> [Task description] Would you output the following records verbatim and skip the images in them?
***** Provided records
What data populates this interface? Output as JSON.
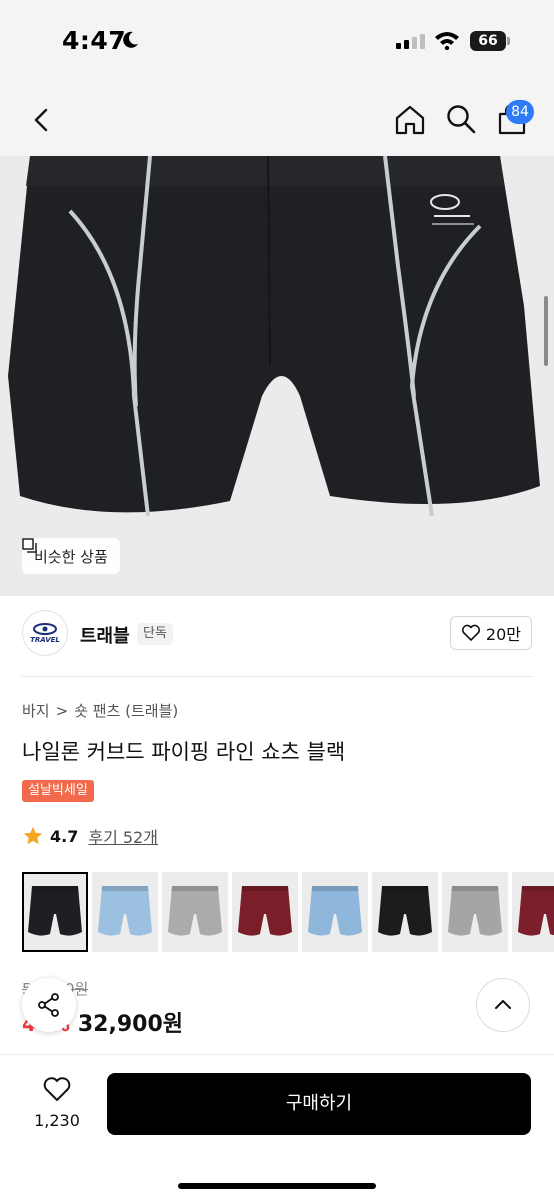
{
  "status": {
    "time": "4:47",
    "battery": "66"
  },
  "nav": {
    "cart_count": "84"
  },
  "hero": {
    "similar_label": "비슷한 상품"
  },
  "brand": {
    "logo_text": "TRAVEL",
    "name": "트래블",
    "tag": "단독",
    "likes": "20만"
  },
  "breadcrumb": {
    "category": "바지",
    "separator": ">",
    "subcategory": "숏 팬츠 (트래블)"
  },
  "product": {
    "title": "나일론 커브드 파이핑 라인 쇼츠 블랙",
    "sale_badge": "설날빅세일",
    "rating": "4.7",
    "review_label": "후기 52개",
    "original_price": "59,000원",
    "discount": "44%",
    "price": "32,900원"
  },
  "thumbnails": [
    {
      "color": "#1d1f22",
      "selected": true
    },
    {
      "color": "#9cc0e0",
      "selected": false
    },
    {
      "color": "#a9acaa",
      "selected": false
    },
    {
      "color": "#7a1e2a",
      "selected": false
    },
    {
      "color": "#8fb7dc",
      "selected": false
    },
    {
      "color": "#1c1c1e",
      "selected": false
    },
    {
      "color": "#a3a6a4",
      "selected": false
    },
    {
      "color": "#7b1f2c",
      "selected": false
    }
  ],
  "bottom": {
    "wish_count": "1,230",
    "buy_label": "구매하기"
  },
  "colors": {
    "accent_blue": "#2f7bf5",
    "sale_red": "#f26a4b",
    "discount_red": "#f23a3a"
  }
}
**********
> [Answer below]
What data populates this interface? Output as JSON.
{
  "status": {
    "time": "4:47",
    "battery": "66"
  },
  "nav": {
    "cart_count": "84"
  },
  "hero": {
    "similar_label": "비슷한 상품"
  },
  "brand": {
    "logo_text": "TRAVEL",
    "name": "트래블",
    "tag": "단독",
    "likes": "20만"
  },
  "breadcrumb": {
    "category": "바지",
    "separator": ">",
    "subcategory": "숏 팬츠 (트래블)"
  },
  "product": {
    "title": "나일론 커브드 파이핑 라인 쇼츠 블랙",
    "sale_badge": "설날빅세일",
    "rating": "4.7",
    "review_label": "후기 52개",
    "original_price": "59,000원",
    "discount": "44%",
    "price": "32,900원"
  },
  "thumbnails": [
    {
      "color": "#1d1f22",
      "selected": true
    },
    {
      "color": "#9cc0e0",
      "selected": false
    },
    {
      "color": "#a9acaa",
      "selected": false
    },
    {
      "color": "#7a1e2a",
      "selected": false
    },
    {
      "color": "#8fb7dc",
      "selected": false
    },
    {
      "color": "#1c1c1e",
      "selected": false
    },
    {
      "color": "#a3a6a4",
      "selected": false
    },
    {
      "color": "#7b1f2c",
      "selected": false
    }
  ],
  "bottom": {
    "wish_count": "1,230",
    "buy_label": "구매하기"
  },
  "colors": {
    "accent_blue": "#2f7bf5",
    "sale_red": "#f26a4b",
    "discount_red": "#f23a3a"
  }
}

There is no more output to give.